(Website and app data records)
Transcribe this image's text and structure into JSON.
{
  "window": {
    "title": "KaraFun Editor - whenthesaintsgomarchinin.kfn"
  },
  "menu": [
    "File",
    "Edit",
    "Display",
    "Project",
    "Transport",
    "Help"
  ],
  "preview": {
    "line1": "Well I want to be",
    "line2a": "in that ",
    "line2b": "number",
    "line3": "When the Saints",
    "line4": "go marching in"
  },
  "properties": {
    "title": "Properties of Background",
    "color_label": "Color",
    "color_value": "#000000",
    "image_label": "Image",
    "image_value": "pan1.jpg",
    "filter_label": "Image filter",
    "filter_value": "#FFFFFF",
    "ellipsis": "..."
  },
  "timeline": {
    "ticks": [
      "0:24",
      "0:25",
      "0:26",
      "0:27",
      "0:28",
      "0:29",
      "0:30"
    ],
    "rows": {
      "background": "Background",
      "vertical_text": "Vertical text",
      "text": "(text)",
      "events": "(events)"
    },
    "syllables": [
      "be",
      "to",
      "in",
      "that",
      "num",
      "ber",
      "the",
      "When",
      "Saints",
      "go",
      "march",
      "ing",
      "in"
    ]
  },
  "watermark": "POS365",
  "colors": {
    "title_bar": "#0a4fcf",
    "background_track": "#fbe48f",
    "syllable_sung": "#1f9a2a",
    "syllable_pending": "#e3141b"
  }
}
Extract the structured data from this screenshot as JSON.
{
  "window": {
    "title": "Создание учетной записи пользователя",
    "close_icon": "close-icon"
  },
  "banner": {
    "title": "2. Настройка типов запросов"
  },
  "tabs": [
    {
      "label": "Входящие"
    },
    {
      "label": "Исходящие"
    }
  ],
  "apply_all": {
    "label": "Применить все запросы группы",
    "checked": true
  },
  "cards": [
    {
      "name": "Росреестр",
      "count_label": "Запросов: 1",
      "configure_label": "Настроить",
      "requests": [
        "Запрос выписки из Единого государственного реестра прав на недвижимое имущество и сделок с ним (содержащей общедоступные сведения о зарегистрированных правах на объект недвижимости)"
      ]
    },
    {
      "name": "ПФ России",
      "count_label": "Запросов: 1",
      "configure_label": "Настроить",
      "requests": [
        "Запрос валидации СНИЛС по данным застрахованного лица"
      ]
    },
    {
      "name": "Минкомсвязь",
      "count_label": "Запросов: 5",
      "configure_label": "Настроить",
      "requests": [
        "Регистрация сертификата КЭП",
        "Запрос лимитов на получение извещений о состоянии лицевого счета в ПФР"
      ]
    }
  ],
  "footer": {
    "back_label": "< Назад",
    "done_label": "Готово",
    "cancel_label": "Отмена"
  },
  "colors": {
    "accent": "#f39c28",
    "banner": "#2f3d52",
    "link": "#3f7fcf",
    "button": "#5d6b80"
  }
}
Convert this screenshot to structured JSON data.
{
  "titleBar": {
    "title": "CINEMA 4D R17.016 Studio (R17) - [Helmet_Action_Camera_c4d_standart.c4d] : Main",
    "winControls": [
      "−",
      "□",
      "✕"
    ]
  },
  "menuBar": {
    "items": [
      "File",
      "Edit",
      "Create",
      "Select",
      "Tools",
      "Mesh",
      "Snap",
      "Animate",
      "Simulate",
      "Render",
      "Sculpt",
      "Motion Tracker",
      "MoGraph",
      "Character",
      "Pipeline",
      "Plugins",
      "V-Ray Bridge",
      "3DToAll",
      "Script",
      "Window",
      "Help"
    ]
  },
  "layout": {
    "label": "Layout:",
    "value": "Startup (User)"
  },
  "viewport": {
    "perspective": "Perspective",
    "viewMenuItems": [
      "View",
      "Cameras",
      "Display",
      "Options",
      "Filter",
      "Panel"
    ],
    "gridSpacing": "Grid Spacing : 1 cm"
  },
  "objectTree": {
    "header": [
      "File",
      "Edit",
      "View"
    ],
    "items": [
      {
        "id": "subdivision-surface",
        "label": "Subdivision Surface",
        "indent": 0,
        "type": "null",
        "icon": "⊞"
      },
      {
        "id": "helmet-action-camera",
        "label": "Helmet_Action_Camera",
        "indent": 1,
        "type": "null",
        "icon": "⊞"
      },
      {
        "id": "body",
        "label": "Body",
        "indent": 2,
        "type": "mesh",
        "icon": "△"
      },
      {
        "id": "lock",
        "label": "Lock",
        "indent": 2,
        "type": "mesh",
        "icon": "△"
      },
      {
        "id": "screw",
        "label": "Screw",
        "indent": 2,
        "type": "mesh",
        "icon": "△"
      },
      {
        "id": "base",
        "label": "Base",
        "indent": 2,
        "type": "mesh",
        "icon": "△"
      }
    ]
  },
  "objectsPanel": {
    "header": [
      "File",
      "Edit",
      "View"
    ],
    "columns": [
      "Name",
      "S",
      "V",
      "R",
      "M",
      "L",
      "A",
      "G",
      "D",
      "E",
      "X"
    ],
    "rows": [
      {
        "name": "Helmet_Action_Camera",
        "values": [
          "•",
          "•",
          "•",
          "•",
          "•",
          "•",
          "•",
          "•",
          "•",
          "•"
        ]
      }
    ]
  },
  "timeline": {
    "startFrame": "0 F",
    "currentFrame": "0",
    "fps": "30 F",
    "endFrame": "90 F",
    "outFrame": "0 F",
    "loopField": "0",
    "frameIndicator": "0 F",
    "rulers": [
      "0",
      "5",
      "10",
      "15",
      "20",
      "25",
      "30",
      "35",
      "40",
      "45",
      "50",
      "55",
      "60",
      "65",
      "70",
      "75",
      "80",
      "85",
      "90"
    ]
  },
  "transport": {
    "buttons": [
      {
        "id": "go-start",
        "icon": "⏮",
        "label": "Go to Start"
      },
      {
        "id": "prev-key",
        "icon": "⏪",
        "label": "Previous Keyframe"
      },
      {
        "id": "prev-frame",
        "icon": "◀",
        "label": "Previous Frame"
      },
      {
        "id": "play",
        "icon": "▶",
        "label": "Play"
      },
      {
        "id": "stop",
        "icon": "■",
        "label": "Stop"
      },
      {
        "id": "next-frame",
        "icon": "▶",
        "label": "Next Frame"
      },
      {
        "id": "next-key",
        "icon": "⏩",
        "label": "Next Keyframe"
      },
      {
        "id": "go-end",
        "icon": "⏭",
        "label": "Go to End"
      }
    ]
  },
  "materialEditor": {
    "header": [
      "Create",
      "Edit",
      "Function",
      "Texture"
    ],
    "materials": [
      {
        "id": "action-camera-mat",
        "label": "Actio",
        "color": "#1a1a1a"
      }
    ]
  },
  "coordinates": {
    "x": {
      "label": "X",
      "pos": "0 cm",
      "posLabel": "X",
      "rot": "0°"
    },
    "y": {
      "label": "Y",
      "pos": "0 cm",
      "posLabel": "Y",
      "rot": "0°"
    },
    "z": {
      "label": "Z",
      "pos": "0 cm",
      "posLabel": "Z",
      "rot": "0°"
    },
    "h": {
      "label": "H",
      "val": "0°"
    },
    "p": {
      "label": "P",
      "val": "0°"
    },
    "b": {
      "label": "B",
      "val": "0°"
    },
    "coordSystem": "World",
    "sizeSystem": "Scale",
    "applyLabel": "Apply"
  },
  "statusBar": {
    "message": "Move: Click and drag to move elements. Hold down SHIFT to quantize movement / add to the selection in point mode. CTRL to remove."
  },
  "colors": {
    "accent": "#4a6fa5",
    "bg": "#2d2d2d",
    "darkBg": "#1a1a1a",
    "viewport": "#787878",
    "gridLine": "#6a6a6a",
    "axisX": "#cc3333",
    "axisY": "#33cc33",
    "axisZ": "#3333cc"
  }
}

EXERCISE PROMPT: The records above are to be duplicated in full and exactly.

COMPLETED EXERCISE:
Transcribe this image's text and structure into JSON.
{
  "window": {
    "title": "KaraFun Editor - whenthesaintsgomarchinin.kfn"
  },
  "menu": [
    "File",
    "Edit",
    "Display",
    "Project",
    "Transport",
    "Help"
  ],
  "preview": {
    "line1": "Well I want to be",
    "line2a": "in that ",
    "line2b": "number",
    "line3": "When the Saints",
    "line4": "go marching in"
  },
  "properties": {
    "title": "Properties of Background",
    "color_label": "Color",
    "color_value": "#000000",
    "image_label": "Image",
    "image_value": "pan1.jpg",
    "filter_label": "Image filter",
    "filter_value": "#FFFFFF",
    "ellipsis": "..."
  },
  "timeline": {
    "ticks": [
      "0:24",
      "0:25",
      "0:26",
      "0:27",
      "0:28",
      "0:29",
      "0:30"
    ],
    "rows": {
      "background": "Background",
      "vertical_text": "Vertical text",
      "text": "(text)",
      "events": "(events)"
    },
    "syllables": [
      "be",
      "to",
      "in",
      "that",
      "num",
      "ber",
      "the",
      "When",
      "Saints",
      "go",
      "march",
      "ing",
      "in"
    ]
  },
  "watermark": "POS365",
  "colors": {
    "title_bar": "#0a4fcf",
    "background_track": "#fbe48f",
    "syllable_sung": "#1f9a2a",
    "syllable_pending": "#e3141b"
  }
}
Extract the structured data from this screenshot as JSON.
{
  "window": {
    "title": "Создание учетной записи пользователя",
    "close_icon": "close-icon"
  },
  "banner": {
    "title": "2. Настройка типов запросов"
  },
  "tabs": [
    {
      "label": "Входящие"
    },
    {
      "label": "Исходящие"
    }
  ],
  "apply_all": {
    "label": "Применить все запросы группы",
    "checked": true
  },
  "cards": [
    {
      "name": "Росреестр",
      "count_label": "Запросов: 1",
      "configure_label": "Настроить",
      "requests": [
        "Запрос выписки из Единого государственного реестра прав на недвижимое имущество и сделок с ним (содержащей общедоступные сведения о зарегистрированных правах на объект недвижимости)"
      ]
    },
    {
      "name": "ПФ России",
      "count_label": "Запросов: 1",
      "configure_label": "Настроить",
      "requests": [
        "Запрос валидации СНИЛС по данным застрахованного лица"
      ]
    },
    {
      "name": "Минкомсвязь",
      "count_label": "Запросов: 5",
      "configure_label": "Настроить",
      "requests": [
        "Регистрация сертификата КЭП",
        "Запрос лимитов на получение извещений о состоянии лицевого счета в ПФР"
      ]
    }
  ],
  "footer": {
    "back_label": "< Назад",
    "done_label": "Готово",
    "cancel_label": "Отмена"
  },
  "colors": {
    "accent": "#f39c28",
    "banner": "#2f3d52",
    "link": "#3f7fcf",
    "button": "#5d6b80"
  }
}
Convert this screenshot to structured JSON data.
{
  "titleBar": {
    "title": "CINEMA 4D R17.016 Studio (R17) - [Helmet_Action_Camera_c4d_standart.c4d] : Main",
    "winControls": [
      "−",
      "□",
      "✕"
    ]
  },
  "menuBar": {
    "items": [
      "File",
      "Edit",
      "Create",
      "Select",
      "Tools",
      "Mesh",
      "Snap",
      "Animate",
      "Simulate",
      "Render",
      "Sculpt",
      "Motion Tracker",
      "MoGraph",
      "Character",
      "Pipeline",
      "Plugins",
      "V-Ray Bridge",
      "3DToAll",
      "Script",
      "Window",
      "Help"
    ]
  },
  "layout": {
    "label": "Layout:",
    "value": "Startup (User)"
  },
  "viewport": {
    "perspective": "Perspective",
    "viewMenuItems": [
      "View",
      "Cameras",
      "Display",
      "Options",
      "Filter",
      "Panel"
    ],
    "gridSpacing": "Grid Spacing : 1 cm"
  },
  "objectTree": {
    "header": [
      "File",
      "Edit",
      "View"
    ],
    "items": [
      {
        "id": "subdivision-surface",
        "label": "Subdivision Surface",
        "indent": 0,
        "type": "null",
        "icon": "⊞"
      },
      {
        "id": "helmet-action-camera",
        "label": "Helmet_Action_Camera",
        "indent": 1,
        "type": "null",
        "icon": "⊞"
      },
      {
        "id": "body",
        "label": "Body",
        "indent": 2,
        "type": "mesh",
        "icon": "△"
      },
      {
        "id": "lock",
        "label": "Lock",
        "indent": 2,
        "type": "mesh",
        "icon": "△"
      },
      {
        "id": "screw",
        "label": "Screw",
        "indent": 2,
        "type": "mesh",
        "icon": "△"
      },
      {
        "id": "base",
        "label": "Base",
        "indent": 2,
        "type": "mesh",
        "icon": "△"
      }
    ]
  },
  "objectsPanel": {
    "header": [
      "File",
      "Edit",
      "View"
    ],
    "columns": [
      "Name",
      "S",
      "V",
      "R",
      "M",
      "L",
      "A",
      "G",
      "D",
      "E",
      "X"
    ],
    "rows": [
      {
        "name": "Helmet_Action_Camera",
        "values": [
          "•",
          "•",
          "•",
          "•",
          "•",
          "•",
          "•",
          "•",
          "•",
          "•"
        ]
      }
    ]
  },
  "timeline": {
    "startFrame": "0 F",
    "currentFrame": "0",
    "fps": "30 F",
    "endFrame": "90 F",
    "outFrame": "0 F",
    "loopField": "0",
    "frameIndicator": "0 F",
    "rulers": [
      "0",
      "5",
      "10",
      "15",
      "20",
      "25",
      "30",
      "35",
      "40",
      "45",
      "50",
      "55",
      "60",
      "65",
      "70",
      "75",
      "80",
      "85",
      "90"
    ]
  },
  "transport": {
    "buttons": [
      {
        "id": "go-start",
        "icon": "⏮",
        "label": "Go to Start"
      },
      {
        "id": "prev-key",
        "icon": "⏪",
        "label": "Previous Keyframe"
      },
      {
        "id": "prev-frame",
        "icon": "◀",
        "label": "Previous Frame"
      },
      {
        "id": "play",
        "icon": "▶",
        "label": "Play"
      },
      {
        "id": "stop",
        "icon": "■",
        "label": "Stop"
      },
      {
        "id": "next-frame",
        "icon": "▶",
        "label": "Next Frame"
      },
      {
        "id": "next-key",
        "icon": "⏩",
        "label": "Next Keyframe"
      },
      {
        "id": "go-end",
        "icon": "⏭",
        "label": "Go to End"
      }
    ]
  },
  "materialEditor": {
    "header": [
      "Create",
      "Edit",
      "Function",
      "Texture"
    ],
    "materials": [
      {
        "id": "action-camera-mat",
        "label": "Actio",
        "color": "#1a1a1a"
      }
    ]
  },
  "coordinates": {
    "x": {
      "label": "X",
      "pos": "0 cm",
      "posLabel": "X",
      "rot": "0°"
    },
    "y": {
      "label": "Y",
      "pos": "0 cm",
      "posLabel": "Y",
      "rot": "0°"
    },
    "z": {
      "label": "Z",
      "pos": "0 cm",
      "posLabel": "Z",
      "rot": "0°"
    },
    "h": {
      "label": "H",
      "val": "0°"
    },
    "p": {
      "label": "P",
      "val": "0°"
    },
    "b": {
      "label": "B",
      "val": "0°"
    },
    "coordSystem": "World",
    "sizeSystem": "Scale",
    "applyLabel": "Apply"
  },
  "statusBar": {
    "message": "Move: Click and drag to move elements. Hold down SHIFT to quantize movement / add to the selection in point mode. CTRL to remove."
  },
  "colors": {
    "accent": "#4a6fa5",
    "bg": "#2d2d2d",
    "darkBg": "#1a1a1a",
    "viewport": "#787878",
    "gridLine": "#6a6a6a",
    "axisX": "#cc3333",
    "axisY": "#33cc33",
    "axisZ": "#3333cc"
  }
}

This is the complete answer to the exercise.